There’s something of the expanse of the New Mexico desert in his gaze, which somehow makes the non-creative yakking around us fade temporarily into so much verbal tumbleweed.

“Most people’s tastes are stupid,” he says, “wilfully so. They can’t be bothered to think; can’t be arsed to put together a creative scenario in their heads; to take a punt on meaning. It didn’t always used to be like that. I remember ‘2001: A Space Odyssey’. That was a film that didn’t lay it on a plate for the audience. I still ain’t got a clue what it means but I also can’t forget it. It wasn’t too many years later, though, that space movies became cowboy yarns where the effeminate city slicker is replaced by a gay robot and the bad guys wear black helmets instead of black hats. And the really sad thing is there are blokes in their forties out there what believe that such tossed-off tosh has meaning for their lives.”

“But stupid’s where the money is,” I say.

“Pity you ain’t stupid then, Tel.”

I think about Match of the Day for some reason then. Which I will watch when I get back to our street, feeling somewhat smug that I’ve managed not to learn the scores. But just how stupid is football?

“The point is,” I say, “that we’re all stupid most of the time. But until recently, a lot of people read books or watched movies because they weren’t stupid; because escape for them was to be inside a created work where they could think and expand their imaginations. But ever since writers realised that stupid pays, those fantasy worlds are really the same as the so-called real world, just dressed up in fancy costumes.”

“Exactly,” he says, “when did you last hear Dr Who say anything more profound than ‘Quantum blah blah, here’s my sonic soddin’ screwdriver which is the answer to everything, including why all these gorgeous young chicks want to have sex with me which I would if it weren’t for the bleedin’ fact it’s supposed to be a kids’ programme’?”

I drink my beer and wonder if Chelsea will have finally got their act together for this season.

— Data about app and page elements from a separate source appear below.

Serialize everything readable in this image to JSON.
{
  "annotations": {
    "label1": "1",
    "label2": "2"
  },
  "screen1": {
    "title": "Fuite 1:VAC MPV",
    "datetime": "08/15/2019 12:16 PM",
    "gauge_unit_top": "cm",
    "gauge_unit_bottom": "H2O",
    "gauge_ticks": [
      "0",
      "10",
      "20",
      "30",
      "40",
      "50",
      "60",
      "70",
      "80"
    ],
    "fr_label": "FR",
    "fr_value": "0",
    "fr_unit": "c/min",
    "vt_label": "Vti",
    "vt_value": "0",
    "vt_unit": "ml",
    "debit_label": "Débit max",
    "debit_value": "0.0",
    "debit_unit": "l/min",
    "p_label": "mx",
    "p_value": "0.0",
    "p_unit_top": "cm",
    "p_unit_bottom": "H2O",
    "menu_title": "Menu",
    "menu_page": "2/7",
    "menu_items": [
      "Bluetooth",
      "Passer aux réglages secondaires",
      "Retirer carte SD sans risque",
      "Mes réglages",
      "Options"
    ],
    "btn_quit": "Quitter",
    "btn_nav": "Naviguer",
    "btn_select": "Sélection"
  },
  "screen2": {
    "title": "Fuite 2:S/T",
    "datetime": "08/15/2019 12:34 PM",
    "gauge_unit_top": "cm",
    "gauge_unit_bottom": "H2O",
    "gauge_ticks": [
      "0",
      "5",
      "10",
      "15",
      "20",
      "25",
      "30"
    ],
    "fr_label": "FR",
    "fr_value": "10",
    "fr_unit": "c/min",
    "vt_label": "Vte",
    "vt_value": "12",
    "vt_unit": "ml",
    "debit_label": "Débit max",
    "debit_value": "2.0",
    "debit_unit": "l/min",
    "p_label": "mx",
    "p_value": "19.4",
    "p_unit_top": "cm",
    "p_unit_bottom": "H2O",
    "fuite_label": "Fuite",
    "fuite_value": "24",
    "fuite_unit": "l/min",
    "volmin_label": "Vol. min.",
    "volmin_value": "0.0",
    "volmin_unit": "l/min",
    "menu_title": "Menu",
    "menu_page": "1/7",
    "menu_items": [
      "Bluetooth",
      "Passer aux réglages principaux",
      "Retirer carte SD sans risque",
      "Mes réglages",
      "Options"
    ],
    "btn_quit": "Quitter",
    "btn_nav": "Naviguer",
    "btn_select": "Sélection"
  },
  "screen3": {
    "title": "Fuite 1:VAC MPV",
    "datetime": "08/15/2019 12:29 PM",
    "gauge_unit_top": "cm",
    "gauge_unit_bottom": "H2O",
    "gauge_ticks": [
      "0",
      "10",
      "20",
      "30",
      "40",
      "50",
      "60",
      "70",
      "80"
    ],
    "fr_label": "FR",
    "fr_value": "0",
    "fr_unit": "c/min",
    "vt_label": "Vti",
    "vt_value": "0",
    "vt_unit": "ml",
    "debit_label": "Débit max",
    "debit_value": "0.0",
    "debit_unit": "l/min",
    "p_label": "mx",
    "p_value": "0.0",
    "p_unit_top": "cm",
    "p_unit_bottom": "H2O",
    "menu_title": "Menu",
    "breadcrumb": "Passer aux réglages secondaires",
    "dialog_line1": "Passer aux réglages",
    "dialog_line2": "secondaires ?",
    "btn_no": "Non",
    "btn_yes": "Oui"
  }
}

“Here’s to stupid,” I say, raising my glass.

He raises his. “Here’s to hoping the other side of stupid will pay again some day.”